Q6: What are some activities I can do to connect with my friends during quarantine?
This will be different, depending on where you are in the world, and the setting you live in. In most settings, where internet is available, contacting friends is easier than ever thanks to technology. Platforms like Whatsapp, Facebook, Skype, Zoom etc. allow us not only to talk to our friends, we can also see them, interact, play and socialize in way that is meaningful and supportive. You could organize a virtual game or quiz nights or start online book clubs.

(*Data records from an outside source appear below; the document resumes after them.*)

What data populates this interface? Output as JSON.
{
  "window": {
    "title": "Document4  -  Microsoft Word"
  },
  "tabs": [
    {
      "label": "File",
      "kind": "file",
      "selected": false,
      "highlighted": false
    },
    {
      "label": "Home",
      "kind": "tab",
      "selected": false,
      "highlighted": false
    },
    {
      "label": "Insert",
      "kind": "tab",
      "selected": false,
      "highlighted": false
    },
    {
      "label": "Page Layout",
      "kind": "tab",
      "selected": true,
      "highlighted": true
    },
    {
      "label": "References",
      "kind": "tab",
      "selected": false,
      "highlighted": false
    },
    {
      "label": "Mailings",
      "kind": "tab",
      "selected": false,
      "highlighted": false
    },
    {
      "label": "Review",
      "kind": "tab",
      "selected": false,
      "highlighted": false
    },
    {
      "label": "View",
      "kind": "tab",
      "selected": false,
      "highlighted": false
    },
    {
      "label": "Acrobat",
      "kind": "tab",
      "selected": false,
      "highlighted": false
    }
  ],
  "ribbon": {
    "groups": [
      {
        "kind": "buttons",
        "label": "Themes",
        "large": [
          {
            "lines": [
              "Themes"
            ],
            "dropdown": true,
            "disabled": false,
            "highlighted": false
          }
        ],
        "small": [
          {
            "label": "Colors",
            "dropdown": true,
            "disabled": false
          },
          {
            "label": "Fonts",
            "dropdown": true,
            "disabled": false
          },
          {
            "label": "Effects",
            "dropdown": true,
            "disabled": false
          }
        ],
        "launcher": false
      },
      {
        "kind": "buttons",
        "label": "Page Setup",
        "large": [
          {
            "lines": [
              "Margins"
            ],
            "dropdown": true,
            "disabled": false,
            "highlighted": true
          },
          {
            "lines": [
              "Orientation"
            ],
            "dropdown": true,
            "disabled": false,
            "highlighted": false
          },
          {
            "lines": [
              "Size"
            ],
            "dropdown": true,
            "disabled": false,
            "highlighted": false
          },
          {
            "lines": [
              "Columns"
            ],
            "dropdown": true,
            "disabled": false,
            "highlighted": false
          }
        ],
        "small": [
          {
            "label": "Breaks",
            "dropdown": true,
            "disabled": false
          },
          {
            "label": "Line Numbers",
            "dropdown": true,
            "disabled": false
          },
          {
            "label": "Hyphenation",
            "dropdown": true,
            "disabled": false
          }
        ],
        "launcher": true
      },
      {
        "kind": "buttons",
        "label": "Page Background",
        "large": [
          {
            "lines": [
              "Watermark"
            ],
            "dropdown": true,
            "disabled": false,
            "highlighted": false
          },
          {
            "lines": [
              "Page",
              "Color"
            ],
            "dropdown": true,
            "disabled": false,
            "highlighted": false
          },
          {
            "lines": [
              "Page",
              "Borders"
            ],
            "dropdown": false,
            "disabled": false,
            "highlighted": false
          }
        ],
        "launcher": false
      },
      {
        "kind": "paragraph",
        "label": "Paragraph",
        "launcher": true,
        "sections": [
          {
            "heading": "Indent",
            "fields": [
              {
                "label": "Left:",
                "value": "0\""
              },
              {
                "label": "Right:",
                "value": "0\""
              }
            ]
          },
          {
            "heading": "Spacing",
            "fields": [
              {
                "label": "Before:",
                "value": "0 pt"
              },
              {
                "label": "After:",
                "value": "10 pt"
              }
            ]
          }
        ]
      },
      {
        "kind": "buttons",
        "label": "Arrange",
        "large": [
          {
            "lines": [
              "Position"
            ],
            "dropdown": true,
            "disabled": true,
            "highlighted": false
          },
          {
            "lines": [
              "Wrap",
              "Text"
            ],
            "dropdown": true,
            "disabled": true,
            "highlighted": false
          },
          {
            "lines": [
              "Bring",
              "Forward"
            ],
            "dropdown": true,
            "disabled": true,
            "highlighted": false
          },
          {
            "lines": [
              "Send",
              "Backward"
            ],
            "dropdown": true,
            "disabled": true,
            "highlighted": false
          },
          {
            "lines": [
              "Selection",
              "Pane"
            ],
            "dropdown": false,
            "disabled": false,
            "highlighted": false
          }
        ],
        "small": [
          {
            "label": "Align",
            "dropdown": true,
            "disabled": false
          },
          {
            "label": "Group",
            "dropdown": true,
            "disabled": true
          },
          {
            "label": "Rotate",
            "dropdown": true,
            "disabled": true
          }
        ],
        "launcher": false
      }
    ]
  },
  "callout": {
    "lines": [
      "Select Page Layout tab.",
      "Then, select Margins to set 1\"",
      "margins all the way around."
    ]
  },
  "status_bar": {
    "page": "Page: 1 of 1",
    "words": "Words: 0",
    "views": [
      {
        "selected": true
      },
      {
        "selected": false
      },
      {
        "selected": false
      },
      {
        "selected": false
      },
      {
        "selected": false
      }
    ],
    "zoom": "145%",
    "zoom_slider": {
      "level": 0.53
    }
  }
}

But let’s not forget that for some families this may not be possible. For example, families in low resource settings, or the families living side by side in overcrowded tents in densely populated refugee settlements, where not only is physical distancing unrealistic. It’s simply not an option. And similarly, some of these options that require internet access to maintain social connectedness might not be an option as well. So, think about ways that can work within your context. Build on what youth and family members might need to feel well, and connected, and try to adapt these in a way that feasible and safe.
Remember we are being asked to maintain physical distancing, while maintaining social relationships and connections. This is core to our wellbeing.
The next sessions will take place on the following dates:
Session #1 (English), Global Webinar April 1, 2020, 8.00-9.00 am (New York Time) Focus: “How you feel inside is also important”
Session #2 (English), Global Webinar April 15, 2020, 8.00-9.00 am (New York Time) Focus: “Self-care”
Session #3 (English), Special Session April 29, 2020, 8.00-9:00 am (New York Time), Instagram Livestream Focus: Experiential session on Mindfulness”
Session #4 (English), Regional Webinar – Asia-Pacific May 6, 2020, 7:00-8:00 am (New York Time) Focus: LGBTQI+ Youth
Session #5 (English), Global Webinar May 20, 2020, 8.00-9.00 am (New York Time) Focus: “How do you know that you need more than self-care?”
Session #6 (English), Global Webinar June 17, 2020 8.00-9.00 am (New York Time) Focus: “Young People as Caregivers”
Session #7 (English), Special Session with Scarlett Curtis June 24, 2020 8.00-9.00 am (New York Time)
Session #8 (English), Regional Webinar – MENA July 1, 2020 8.00-9.00 am (New York Time) Focus: “Mental Health in Humanitarian Emergency Situations”
Session #9 (English), Living the “New Normal” July 15, 2020 9.00-10.00 am (New York Time) Focus: “Living a new-normal”
Session #10 (English), Conversation with Young Indigenous People July 23, 2020 8.00-9.00 am (New York Time)
Session #11 (English), Global Webinar July 29, 2020 8.00-9.00 am (New York Time) Focus: “Young People with Disabilities”
- French, Spanish, Arabic translation of some content will be available for all English webinars;
- All webinars will be (i) accessible to young people with disabilities, (ii) include a gender lens;
- Webinars to include sub-population specific issues as feasible/ based on relevance to the regions – i.e. Conflict, Refugees, Migrants and Indigenous youth;
- Regional webinars definition: The term regional webinars is defined in this table as webinars which are led by regional teams of collaborators with support from global teams; the webinars will focus on issues relevant to the region, and be offered in time-zones and languages appropriate to the region; They will be open, however, for participation from around the world.
Regional webinars for Middle East, Europe and Central Asia – TBD
Read the presentation from the 1st Session HERE.
Read how to recognise if you need more than selfcare HERE.
Mental Health resources from MHIN – https://www.mhinnovation.net/resources/mental-health-resources-coping-during-covid-19-outbreak
Mental Health and Psychosocial Support Resources During the COVID-19 Pandemic – https://globalhealth.harvard.edu/mentalhealth-resources-covid19?
Domestic Violence during the COVID-19 pandemic
WHO Health Alert – Whatsapp +41 79 893 1892